━━ Data for processing
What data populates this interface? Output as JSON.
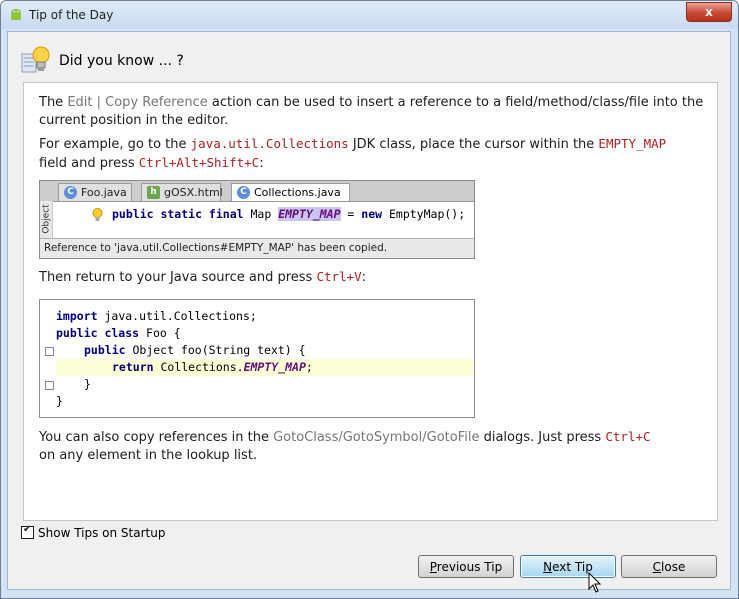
{
  "window": {
    "title": "Tip of the Day",
    "close_glyph": "x"
  },
  "header": {
    "title": "Did you know ... ?",
    "icon": "lightbulb-icon"
  },
  "tip": {
    "p1_the": "The ",
    "p1_action_edit": "Edit",
    "p1_action_sep": " | ",
    "p1_action_copy": "Copy Reference",
    "p1_rest": " action can be used to insert a reference to a field/method/class/file into the current position in the editor.",
    "p2_a": "For example, go to the ",
    "p2_class": "java.util.Collections",
    "p2_b": " JDK class, place the cursor within the ",
    "p2_field": "EMPTY_MAP",
    "p2_c": " field and press ",
    "p2_keys": "Ctrl+Alt+Shift+C",
    "p2_d": ":",
    "p3_a": "Then return to your Java source and press ",
    "p3_keys": "Ctrl+V",
    "p3_b": ":",
    "p4_a": "You can also copy references in the ",
    "p4_dialogs": "GotoClass/GotoSymbol/GotoFile",
    "p4_b": " dialogs. Just press ",
    "p4_keys": "Ctrl+C",
    "p4_c": " on any element in the lookup list."
  },
  "screenshot1": {
    "tabs": [
      {
        "label": "Foo.java",
        "icon": "class-file-icon",
        "icon_text": "C"
      },
      {
        "label": "gOSX.html",
        "icon": "html-file-icon",
        "icon_text": "h"
      },
      {
        "label": "Collections.java",
        "icon": "class-file-icon",
        "icon_text": "C"
      }
    ],
    "side_label": "Object",
    "code": {
      "kw1": "public static final",
      "type": " Map ",
      "field": "EMPTY_MAP",
      "eq": " = ",
      "kw2": "new",
      "rest": " EmptyMap();"
    },
    "status": "Reference to 'java.util.Collections#EMPTY_MAP' has been copied."
  },
  "screenshot2": {
    "lines": [
      {
        "kw": "import",
        "text": " java.util.Collections;"
      },
      {
        "kw": "public class",
        "text": " Foo {"
      },
      {
        "kw": "public",
        "text": " Object foo(String text) {"
      },
      {
        "kw": "return",
        "text": " Collections.",
        "field": "EMPTY_MAP",
        "end": ";"
      },
      {
        "kw": "",
        "text": "}"
      },
      {
        "kw": "",
        "text": "}"
      }
    ]
  },
  "footer": {
    "show_tips_label": "Show Tips on Startup",
    "show_tips_checked": true,
    "previous_label_u": "P",
    "previous_label_rest": "revious Tip",
    "next_label_u": "N",
    "next_label_rest": "ext Tip",
    "close_label_u": "C",
    "close_label_rest": "lose"
  }
}
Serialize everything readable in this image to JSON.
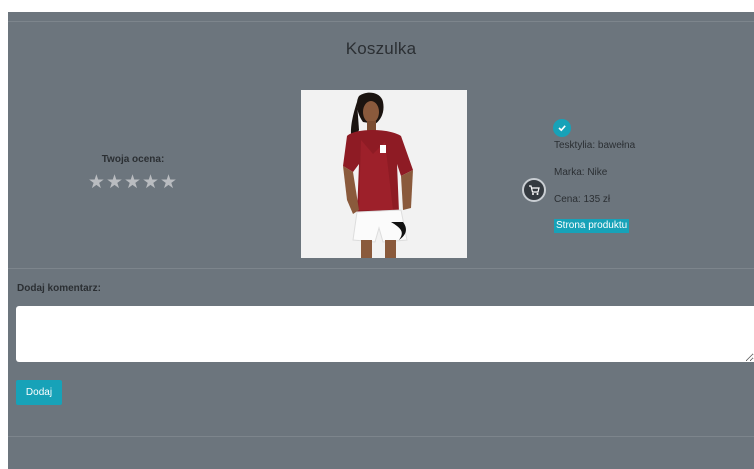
{
  "product": {
    "title": "Koszulka",
    "rating_label": "Twoja ocena:",
    "stars": "★★★★★",
    "material": "Tesktylia: bawełna",
    "brand": "Marka: Nike",
    "price": "Cena: 135 zł",
    "link_label": "Strona produktu"
  },
  "comment": {
    "label": "Dodaj komentarz:",
    "value": "",
    "submit_label": "Dodaj"
  },
  "icons": {
    "cart": "cart-icon",
    "check": "check-circle-icon",
    "image": "product-image"
  },
  "colors": {
    "background": "#6c757d",
    "accent": "#17a2b8",
    "text": "#2b2f33",
    "cart_button": "#343a40"
  }
}
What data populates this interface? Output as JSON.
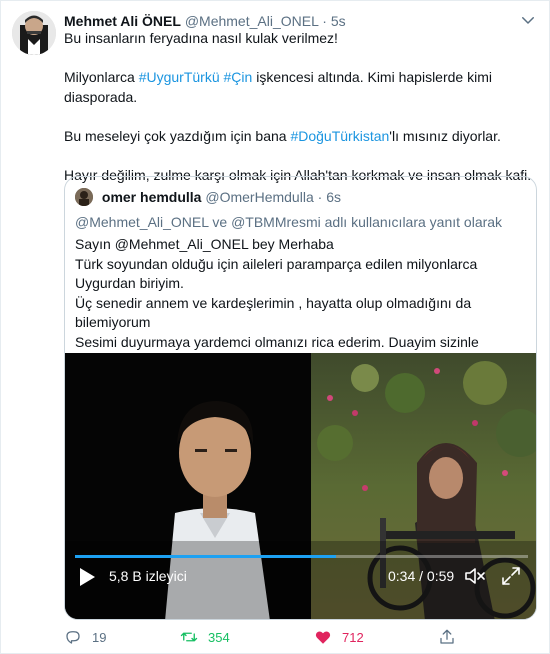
{
  "tweet": {
    "name": "Mehmet Ali ÖNEL",
    "handle": "@Mehmet_Ali_ONEL",
    "dot": "·",
    "time": "5s",
    "line1": "Bu insanların feryadına nasıl kulak verilmez!",
    "line2_pre": "Milyonlarca ",
    "line2_tag1": "#UygurTürkü",
    "line2_sp": " ",
    "line2_tag2": "#Çin",
    "line2_post": " işkencesi altında. Kimi hapislerde kimi",
    "line3": "diasporada.",
    "line4_pre": "Bu meseleyi çok yazdığım için bana ",
    "line4_tag": "#DoğuTürkistan",
    "line4_post": "'lı mısınız diyorlar.",
    "line5": "Hayır değilim,  zulme karşı olmak için Allah'tan korkmak ve insan olmak kafi."
  },
  "quoted": {
    "name": "omer hemdulla",
    "handle": "@OmerHemdulla",
    "dot": "·",
    "time": "6s",
    "reply_to": "@Mehmet_Ali_ONEL ve @TBMMresmi adlı kullanıcılara yanıt olarak",
    "lines": [
      "Sayın @Mehmet_Ali_ONEL bey Merhaba",
      "Türk soyundan olduğu için aileleri paramparça edilen milyonlarca",
      "Uygurdan biriyim.",
      "Üç senedir annem ve kardeşlerimin , hayatta olup olmadığını da",
      "bilemiyorum",
      "Sesimi duyurmaya yardemci olmanızı rica ederim. Duayim sizinle"
    ]
  },
  "video": {
    "views": "5,8 B izleyici",
    "time": "0:34 / 0:59",
    "progress": 0.576
  },
  "actions": {
    "reply_count": "19",
    "retweet_count": "354",
    "like_count": "712"
  },
  "icons": {
    "caret": "chevron-down-icon",
    "play": "play-icon",
    "volume": "volume-muted-icon",
    "fullscreen": "fullscreen-icon",
    "reply": "reply-icon",
    "retweet": "retweet-icon",
    "like": "heart-icon",
    "share": "share-icon"
  },
  "colors": {
    "link": "#1b95e0",
    "secondary": "#5b7083",
    "retweet": "#17bf63",
    "like": "#e0245e",
    "progress": "#1da1f2"
  }
}
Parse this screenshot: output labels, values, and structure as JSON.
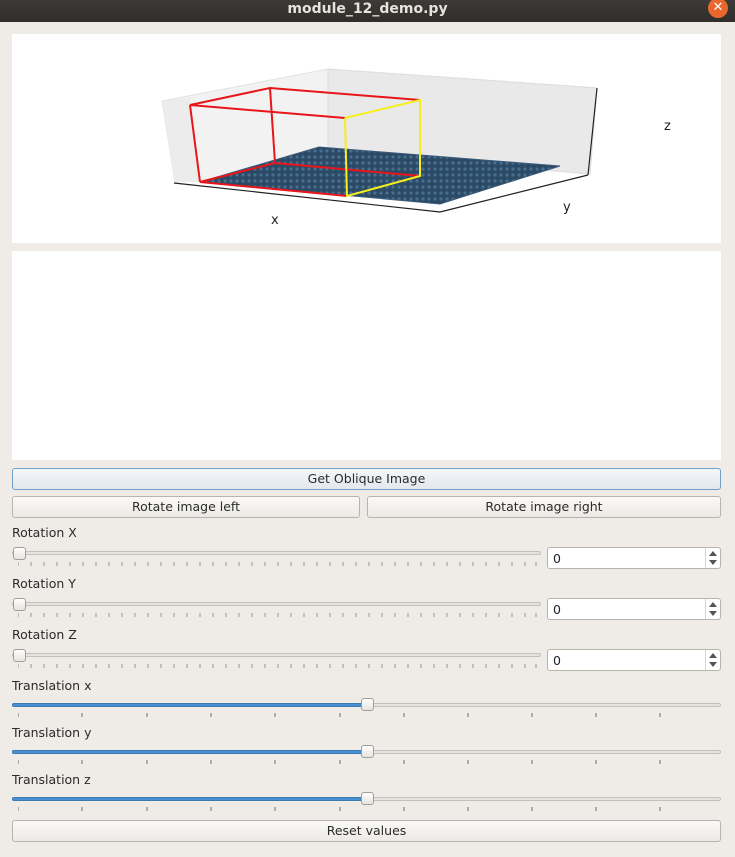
{
  "window": {
    "title": "module_12_demo.py",
    "close_glyph": "✕"
  },
  "plot": {
    "xlabel": "x",
    "ylabel": "y",
    "zlabel": "z",
    "colors": {
      "box": "#e8151b",
      "face": "#f5ef1a",
      "surface": "#2b4a66"
    }
  },
  "buttons": {
    "oblique": "Get Oblique Image",
    "rotate_left": "Rotate image left",
    "rotate_right": "Rotate image right",
    "reset": "Reset values"
  },
  "controls": {
    "rotation_x": {
      "label": "Rotation X",
      "value": "0",
      "slider_level": 0.0
    },
    "rotation_y": {
      "label": "Rotation Y",
      "value": "0",
      "slider_level": 0.0
    },
    "rotation_z": {
      "label": "Rotation Z",
      "value": "0",
      "slider_level": 0.0
    },
    "translation_x": {
      "label": "Translation x",
      "slider_level": 0.5
    },
    "translation_y": {
      "label": "Translation y",
      "slider_level": 0.5
    },
    "translation_z": {
      "label": "Translation z",
      "slider_level": 0.5
    }
  },
  "accent": "#4a90d0"
}
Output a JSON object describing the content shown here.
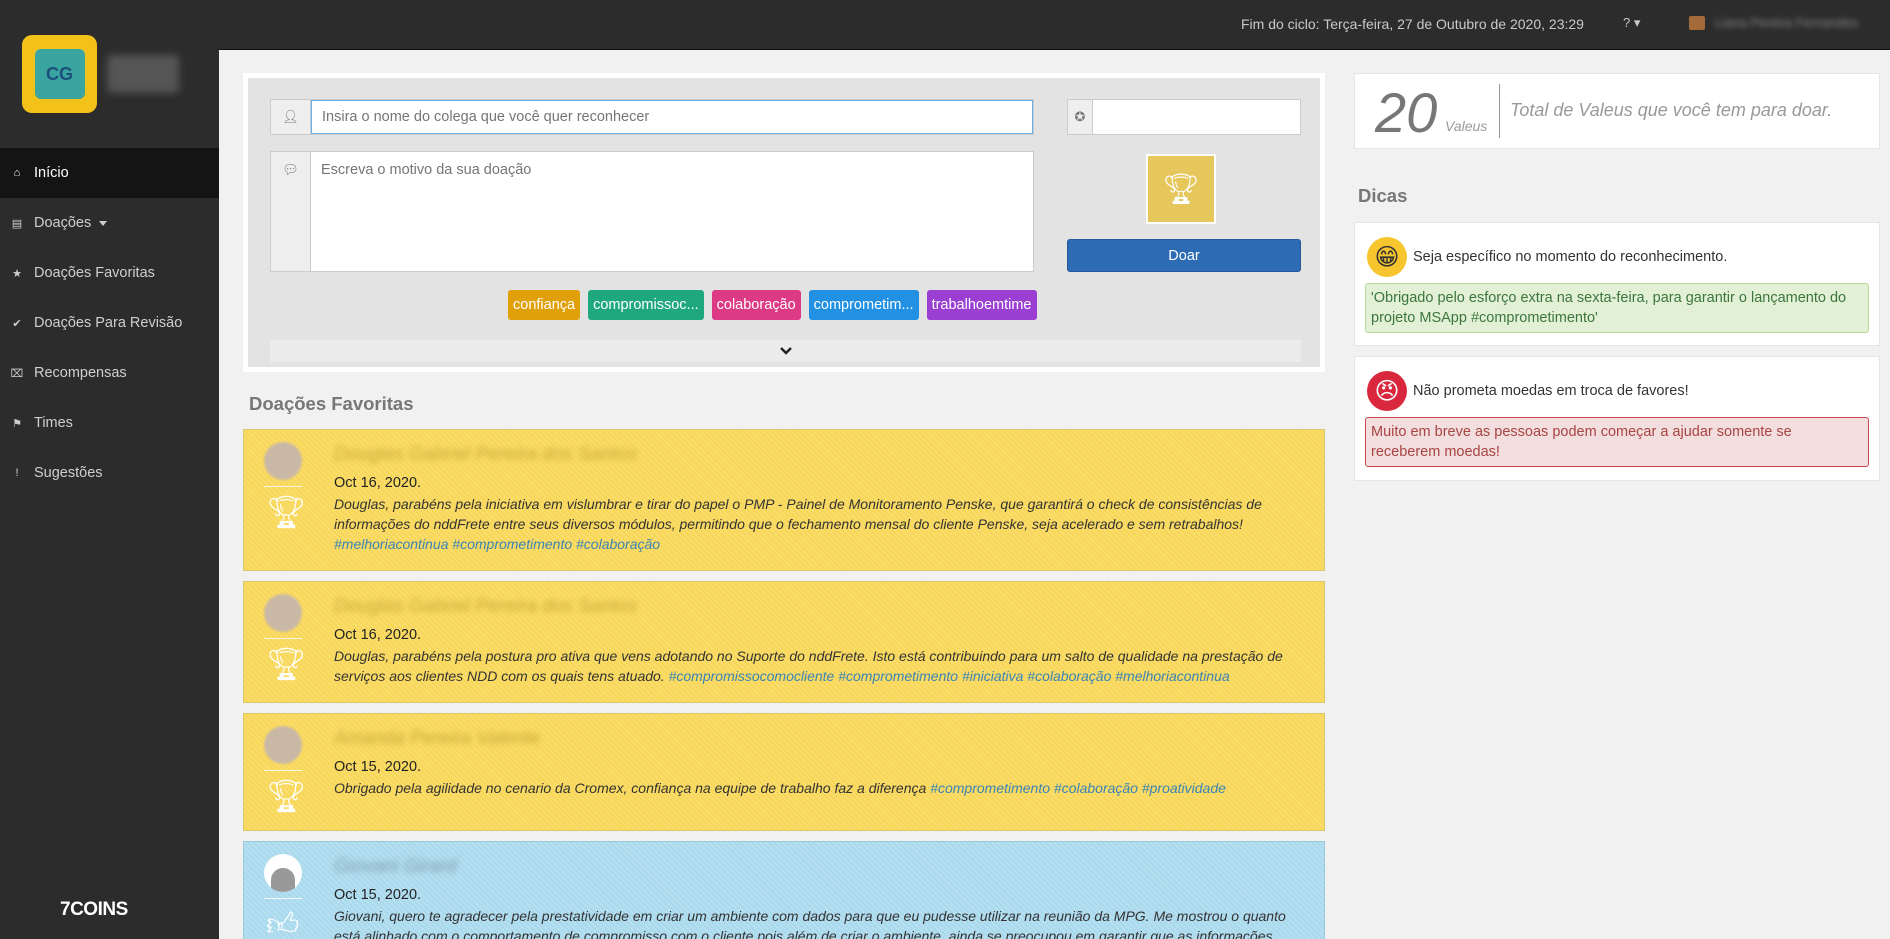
{
  "sidebar": {
    "logo_text": "CG",
    "items": [
      {
        "label": "Início",
        "icon": "home-icon",
        "glyph": "⌂"
      },
      {
        "label": "Doações",
        "icon": "document-icon",
        "glyph": "▤"
      },
      {
        "label": "Doações Favoritas",
        "icon": "star-icon",
        "glyph": "★"
      },
      {
        "label": "Doações Para Revisão",
        "icon": "check-circle-icon",
        "glyph": "✔"
      },
      {
        "label": "Recompensas",
        "icon": "gift-icon",
        "glyph": "⌧"
      },
      {
        "label": "Times",
        "icon": "flag-icon",
        "glyph": "⚑"
      },
      {
        "label": "Sugestões",
        "icon": "exclamation-icon",
        "glyph": "!"
      }
    ],
    "footer_brand": "7COINS"
  },
  "topbar": {
    "cycle_end": "Fim do ciclo: Terça-feira, 27 de Outubro de 2020, 23:29",
    "help_glyph": "? ▾",
    "user_name": "Liana Pereira Fernandes"
  },
  "donate": {
    "name_placeholder": "Insira o nome do colega que você quer reconhecer",
    "reason_placeholder": "Escreva o motivo da sua doação",
    "value": "",
    "button_label": "Doar",
    "tags": [
      {
        "label": "confiança",
        "color": "#e0a00a"
      },
      {
        "label": "compromissoc...",
        "color": "#1fa87e"
      },
      {
        "label": "colaboração",
        "color": "#dd3a86"
      },
      {
        "label": "comprometim...",
        "color": "#2290e3"
      },
      {
        "label": "trabalhoemtime",
        "color": "#9b3fd3"
      }
    ]
  },
  "favorites": {
    "title": "Doações Favoritas",
    "items": [
      {
        "name": "Douglas Gabriel Pereira dos Santos",
        "date": "Oct 16, 2020.",
        "text": "Douglas, parabéns pela iniciativa em vislumbrar e tirar do papel o PMP - Painel de Monitoramento Penske, que garantirá o check de consistências de informações do nddFrete entre seus diversos módulos, permitindo que o fechamento mensal do cliente Penske, seja acelerado e sem retrabalhos!",
        "hashtags": "#melhoriacontinua #comprometimento #colaboração"
      },
      {
        "name": "Douglas Gabriel Pereira dos Santos",
        "date": "Oct 16, 2020.",
        "text": "Douglas, parabéns pela postura pro ativa que vens adotando no Suporte do nddFrete. Isto está contribuindo para um salto de qualidade na prestação de serviços aos clientes NDD com os quais tens atuado.",
        "hashtags": "#compromissocomocliente #comprometimento #iniciativa #colaboração #melhoriacontinua"
      },
      {
        "name": "Amanda Pereira Valente",
        "date": "Oct 15, 2020.",
        "text": "Obrigado pela agilidade no cenario da Cromex, confiança na equipe de trabalho faz a diferença",
        "hashtags": "#comprometimento #colaboração #proatividade"
      },
      {
        "name": "Giovani Girard",
        "date": "Oct 15, 2020.",
        "text": "Giovani, quero te agradecer pela prestatividade em criar um ambiente com dados para que eu pudesse utilizar na reunião da MPG. Me mostrou o quanto está alinhado com o comportamento de compromisso com o cliente pois além de criar o ambiente, ainda se preocupou em garantir que as informações eram",
        "hashtags": ""
      }
    ]
  },
  "balance": {
    "amount": "20",
    "unit": "Valeus",
    "description": "Total de Valeus que você tem para doar."
  },
  "tips": {
    "title": "Dicas",
    "items": [
      {
        "heading": "Seja específico no momento do reconhecimento.",
        "emoji": "😁",
        "example": "'Obrigado pelo esforço extra na sexta-feira, para garantir o lançamento do projeto MSApp #comprometimento'"
      },
      {
        "heading": "Não prometa moedas em troca de favores!",
        "emoji": "😠",
        "example": "Muito em breve as pessoas podem começar a ajudar somente se receberem moedas!"
      }
    ]
  }
}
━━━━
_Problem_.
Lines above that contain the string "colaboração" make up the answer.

_Completed exercise_.
        "label": "colaboração",
        "hashtags": "#melhoriacontinua #comprometimento #colaboração"
        "hashtags": "#compromissocomocliente #comprometimento #iniciativa #colaboração #melhoriacontinua"
        "hashtags": "#comprometimento #colaboração #proatividade"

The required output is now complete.